By Andrew Keshner
Credit Karma has reached a $3 million settlement with the Federal Trade Commission after allegedly misleading users shopping for credit cards by informing them about “pre-approved” offers that later resulted in rejection.
Though Credit Karma users heard language like “pre-approved” and “90% odds” in emailed notices about offers from third-party card issuers, it didn’t always pan out that way.
In many “pre-approved” offers, it ended with nearly one-third of consumers getting turned down once the issuer proceeded with the underwriting review process, the federal regulator said.
Though Credit Karma flagged the possible chances of rejection in the notices, that wording allegedly didn’t appear as prominently as the company’s notices about pre-approval, the FTC said.
Credit Karma’s internal testing studied the “click rates” with pre-approval language and a training manual told customer service representatives how to handle the complaints of empty-handed users, the FTC’s complaint noted.
The $3 million fine is meant for consumers who unsuccessfully jumped at the offers. The regulators’ action takes aim at a time frame stretching from February 2018 through April 2021, its complaint said.
“Credit Karma’s false claims of ‘pre-approval’ cost consumers time and subjected them to unnecessary credit checks,” Samuel Levine, the FTC’s Bureau of Consumer Protection director, said in a statement with the agreement announced Sept. 1.
What’s more, the company said the FTC’s allegations only focused on a sliver of credit-card and loan offers from banks and financial institutions that were available on the site’s platform before April 2021.
“We fundamentally disagree with the FTC’s allegations about marketing terms that aren’t even in use anymore, but ultimately we reached this agreement to avoid disruption to our mission and maintain our focus on helping our members find the financial products that are right for them,” said Susannah Wright, Credit Karma’s chief legal officer.
By the end of August, the average rate on a new card offer was 17.96%, according to Bankrate.com. That surpasses a recent pre-pandemic APR high of 17.87% and is approaching the 18.12% average APR last seen in January 1996, researchers said.
Credit Karma, which also lets users shop for mortgages, car loans and understand their credit score, said that it only gets paid when card lenders and issuers proceed with a loan or offer for its users. The regulator isn’t challenging the approval language that Credit Karma now uses, the company added.
The FTC allegations focus on a period before the Federal Reserve’s recent interest-rate hikes, but experts say it’s a cautionary tale about the importance of fine print when shopping for a credit card.

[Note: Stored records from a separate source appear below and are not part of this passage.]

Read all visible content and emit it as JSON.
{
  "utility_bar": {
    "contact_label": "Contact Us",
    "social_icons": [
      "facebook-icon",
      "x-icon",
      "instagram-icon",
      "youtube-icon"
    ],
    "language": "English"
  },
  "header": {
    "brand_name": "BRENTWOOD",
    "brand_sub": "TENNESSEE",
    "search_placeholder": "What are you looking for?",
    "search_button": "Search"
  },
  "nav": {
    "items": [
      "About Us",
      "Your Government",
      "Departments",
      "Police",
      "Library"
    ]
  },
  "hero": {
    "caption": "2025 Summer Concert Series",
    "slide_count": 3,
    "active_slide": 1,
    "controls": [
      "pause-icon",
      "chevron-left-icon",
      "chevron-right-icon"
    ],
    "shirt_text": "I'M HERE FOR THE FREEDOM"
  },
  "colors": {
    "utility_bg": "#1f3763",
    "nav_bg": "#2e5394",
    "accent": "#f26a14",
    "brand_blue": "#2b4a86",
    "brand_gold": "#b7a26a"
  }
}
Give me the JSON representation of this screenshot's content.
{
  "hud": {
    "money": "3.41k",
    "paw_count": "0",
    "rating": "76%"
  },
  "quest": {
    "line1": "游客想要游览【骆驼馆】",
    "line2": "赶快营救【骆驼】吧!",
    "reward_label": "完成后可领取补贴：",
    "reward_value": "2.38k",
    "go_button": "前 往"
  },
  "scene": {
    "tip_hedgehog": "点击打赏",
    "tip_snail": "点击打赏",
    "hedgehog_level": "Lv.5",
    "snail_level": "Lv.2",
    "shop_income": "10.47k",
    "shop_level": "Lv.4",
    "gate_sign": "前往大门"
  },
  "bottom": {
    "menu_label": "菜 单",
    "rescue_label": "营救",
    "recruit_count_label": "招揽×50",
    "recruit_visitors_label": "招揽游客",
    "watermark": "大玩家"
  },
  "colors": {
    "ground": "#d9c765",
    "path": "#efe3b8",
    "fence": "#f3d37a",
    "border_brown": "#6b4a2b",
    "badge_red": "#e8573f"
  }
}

As the Fed raises its key interest rate in order to fight inflation gnawing at household budgets, the average percentage rates (APRs) on credit cards are also increasing.